Postgraduate students in ecology face a wall of literature that they must come to grips with in their career. Time is limited and unlike the French naturalist Comte de Buffon who produced 36 volumes of Histoire Naturelle from 1749 to 1788, most of us do not have the luxury of several assistants reading the current literature to us during all waking hours (even during meals). So, there are three options available now if you wish to become a scientist. First, you can decide that there was nothing serious written before a specified date like 2008, and then concentrate on the recent literature only. Alternatively, you can decide that all the current wisdom in ecology is summarized in a few books and read them. This option has the danger that your choice of books to read may give you a distorted orientation to ecological science. Thirdly, you may decide that your thesis supervisor is a concentrated source of ecological wisdom and simply do what he or she says. This is certainly the most parsimonious way to proceed but the risk here is that you may find later when looking for a job that your supervisor was considered a fringe player rather than the central cutting edge of future ecological science.
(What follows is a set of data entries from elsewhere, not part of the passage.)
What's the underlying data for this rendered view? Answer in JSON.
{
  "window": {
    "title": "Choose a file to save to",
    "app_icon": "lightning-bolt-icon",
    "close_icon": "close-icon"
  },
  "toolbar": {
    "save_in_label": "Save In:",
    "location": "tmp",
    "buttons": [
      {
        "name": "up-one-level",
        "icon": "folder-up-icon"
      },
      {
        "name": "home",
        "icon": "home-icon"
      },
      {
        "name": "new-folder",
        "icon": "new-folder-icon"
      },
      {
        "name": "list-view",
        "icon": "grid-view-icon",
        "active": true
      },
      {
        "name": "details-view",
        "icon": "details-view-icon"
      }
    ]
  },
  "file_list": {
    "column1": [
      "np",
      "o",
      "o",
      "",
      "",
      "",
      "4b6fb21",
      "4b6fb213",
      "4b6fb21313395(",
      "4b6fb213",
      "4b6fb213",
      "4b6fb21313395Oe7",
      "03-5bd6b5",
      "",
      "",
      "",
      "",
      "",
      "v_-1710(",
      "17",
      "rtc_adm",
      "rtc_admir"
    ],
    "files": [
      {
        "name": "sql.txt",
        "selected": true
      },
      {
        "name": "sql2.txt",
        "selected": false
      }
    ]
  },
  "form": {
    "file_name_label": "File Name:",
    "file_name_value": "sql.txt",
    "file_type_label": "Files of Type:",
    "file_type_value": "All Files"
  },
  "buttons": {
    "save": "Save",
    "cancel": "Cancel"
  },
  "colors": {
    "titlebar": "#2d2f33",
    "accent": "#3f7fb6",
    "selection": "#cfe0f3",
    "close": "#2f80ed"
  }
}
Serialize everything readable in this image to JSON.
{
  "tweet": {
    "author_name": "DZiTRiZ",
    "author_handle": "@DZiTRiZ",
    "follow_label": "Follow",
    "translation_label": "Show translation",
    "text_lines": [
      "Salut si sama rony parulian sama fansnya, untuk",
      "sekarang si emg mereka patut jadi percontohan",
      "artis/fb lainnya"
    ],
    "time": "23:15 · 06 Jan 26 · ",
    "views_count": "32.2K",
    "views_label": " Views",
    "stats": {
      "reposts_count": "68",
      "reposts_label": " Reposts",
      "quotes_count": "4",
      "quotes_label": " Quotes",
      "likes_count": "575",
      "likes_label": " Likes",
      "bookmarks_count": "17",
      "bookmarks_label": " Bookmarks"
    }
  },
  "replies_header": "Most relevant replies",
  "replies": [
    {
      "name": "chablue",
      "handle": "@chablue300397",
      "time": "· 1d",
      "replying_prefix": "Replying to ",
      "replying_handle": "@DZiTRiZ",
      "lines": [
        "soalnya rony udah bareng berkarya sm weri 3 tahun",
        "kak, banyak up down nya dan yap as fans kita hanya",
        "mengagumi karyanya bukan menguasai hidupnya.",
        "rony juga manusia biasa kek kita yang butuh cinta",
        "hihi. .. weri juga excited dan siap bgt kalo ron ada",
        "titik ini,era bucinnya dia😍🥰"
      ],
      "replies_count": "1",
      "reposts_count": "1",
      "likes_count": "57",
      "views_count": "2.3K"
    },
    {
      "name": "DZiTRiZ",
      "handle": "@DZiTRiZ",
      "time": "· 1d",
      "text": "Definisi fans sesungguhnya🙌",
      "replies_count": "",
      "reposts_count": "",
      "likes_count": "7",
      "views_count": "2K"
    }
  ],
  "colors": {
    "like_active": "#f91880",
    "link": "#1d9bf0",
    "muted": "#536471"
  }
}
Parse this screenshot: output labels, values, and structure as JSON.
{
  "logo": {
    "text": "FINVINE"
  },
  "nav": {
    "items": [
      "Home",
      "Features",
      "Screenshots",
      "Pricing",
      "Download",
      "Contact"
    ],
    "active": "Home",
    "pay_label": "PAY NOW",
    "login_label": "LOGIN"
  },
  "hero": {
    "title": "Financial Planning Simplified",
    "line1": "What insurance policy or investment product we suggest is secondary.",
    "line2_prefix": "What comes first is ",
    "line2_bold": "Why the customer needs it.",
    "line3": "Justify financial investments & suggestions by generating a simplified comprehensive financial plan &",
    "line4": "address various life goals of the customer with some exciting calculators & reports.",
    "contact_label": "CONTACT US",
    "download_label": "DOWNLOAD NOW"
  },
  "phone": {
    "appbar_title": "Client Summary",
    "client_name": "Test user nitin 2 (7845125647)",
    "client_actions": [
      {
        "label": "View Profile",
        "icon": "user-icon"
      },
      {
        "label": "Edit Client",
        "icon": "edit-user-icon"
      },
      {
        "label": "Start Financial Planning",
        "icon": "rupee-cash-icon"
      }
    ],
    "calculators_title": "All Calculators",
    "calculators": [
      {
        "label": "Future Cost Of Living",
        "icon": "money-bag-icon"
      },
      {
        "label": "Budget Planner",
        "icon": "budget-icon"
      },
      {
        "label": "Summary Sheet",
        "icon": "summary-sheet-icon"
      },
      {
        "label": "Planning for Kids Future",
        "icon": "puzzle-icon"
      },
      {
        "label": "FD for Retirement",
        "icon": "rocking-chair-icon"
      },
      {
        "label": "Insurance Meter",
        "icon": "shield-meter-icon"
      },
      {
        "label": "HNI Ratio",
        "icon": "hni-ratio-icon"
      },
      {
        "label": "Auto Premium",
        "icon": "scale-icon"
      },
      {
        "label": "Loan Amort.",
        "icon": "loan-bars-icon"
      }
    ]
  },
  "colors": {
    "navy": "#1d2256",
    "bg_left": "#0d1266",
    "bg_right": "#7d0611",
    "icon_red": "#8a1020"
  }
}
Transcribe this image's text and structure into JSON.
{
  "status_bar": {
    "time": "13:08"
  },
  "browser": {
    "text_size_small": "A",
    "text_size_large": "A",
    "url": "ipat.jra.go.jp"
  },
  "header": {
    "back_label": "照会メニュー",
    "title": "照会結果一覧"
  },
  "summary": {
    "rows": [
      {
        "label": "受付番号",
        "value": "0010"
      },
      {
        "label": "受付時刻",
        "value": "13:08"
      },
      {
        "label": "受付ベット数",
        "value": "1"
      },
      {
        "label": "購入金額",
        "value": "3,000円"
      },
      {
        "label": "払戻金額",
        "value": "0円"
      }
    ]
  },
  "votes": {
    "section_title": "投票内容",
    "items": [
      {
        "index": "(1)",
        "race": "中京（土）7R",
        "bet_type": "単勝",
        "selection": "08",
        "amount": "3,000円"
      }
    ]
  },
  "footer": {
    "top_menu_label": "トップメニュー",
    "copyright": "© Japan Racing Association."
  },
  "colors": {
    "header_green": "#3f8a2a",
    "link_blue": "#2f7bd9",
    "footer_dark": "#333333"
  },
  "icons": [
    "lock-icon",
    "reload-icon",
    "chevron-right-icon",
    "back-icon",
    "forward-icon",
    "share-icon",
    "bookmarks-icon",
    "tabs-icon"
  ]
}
Whatever your decision you will still face a large pile of scientific papers. So, the skill you need to sharpen is how to cull the literature. If you wish to study cone production in Pinus banksiana, you can search for all the literature with this Latin name in the search terms of the Web of Science or a similar source program. Given all that, you can now (I am told) get AI to write your thesis automatically. This is of course nonsense since any specific set of ecological literature will have many contradictory papers, some papers that are outright incorrect because of statistics or experimental design, and others that are speculation rather than data rich. So, you will have to read a great deal to fix on a specific problem within this specified field that you can address with your thesis work. The key question is as always What Next? New ideas, new insights, new speculation are the keys at this point.
Perhaps the most important insight here is that there are many thousands of unanswered questions in science, and ecology may be particularly difficult in having many critical issues that have simply been dropped because they are too difficult. But what was too difficult 10 years ago may be easy to measure now, so advances in understanding are possible. But here you must pick a problem that is solvable, and there are many problems floating around in the ecological literature that are impossible to solve, and others that if solved will be of little use for the critical issues that are now visible. There is no simple guidance here for new scientists. We can see in textbooks and reviews the problems of the past clearly stated and investigated, but the problems of the past that AI or your library can highlight may not be the problems that are most important for the future of our science. Bravery here is desirable but dangerous.
There are other issues that I think worth noting for young ecologists. Read widely. There are many good ecological journals, and do not assume that all you need to read are British ones, or American ones, or Science and Nature. With all due respects, there is much nonsense published in Science and Nature, not to mention lesser renowned journals. Do not assume that only English papers present ecological wisdom. Read sceptically and ask what is the evidence for any conclusion and how good it is. However, a word of caution to postgraduate students is in order here: be careful not to apply these rules to your thesis supervisor’s research. Some things in science are sacred.
Andrew (2020), Fox (2021) and Fox et al (2023) discuss some of the reasons ecological journals do not reach perfection, and their analyses may help relieve your anxiety if your recent paper has been rejected by your favourite journal.
Andrew, N. R. (2020). Design flaws and poor language: Two key reasons why manuscripts get rejected from austral ecology across all countries between 2017 and 2020. Austral Ecology, 45, 505–509.doi: 10.1111/aec.12908.
Fox, C. W. (2021). Which peer reviewers voluntarily reveal their identity to authors? Insights into the consequences of open-identities peer review. Proceedings of the Royal Society B: Biological Sciences, 288(1961), 20211399. doi: 10.1098/rspb.2021.1399.
Fox, C.W., Meyer, J. & Aime, E. (2023) Double‐blind peer review affects reviewer ratings and editor decisions at an ecology journal. Functional Ecology, 37, 1144-1157.doi. 10.1111/1365-2435.14259.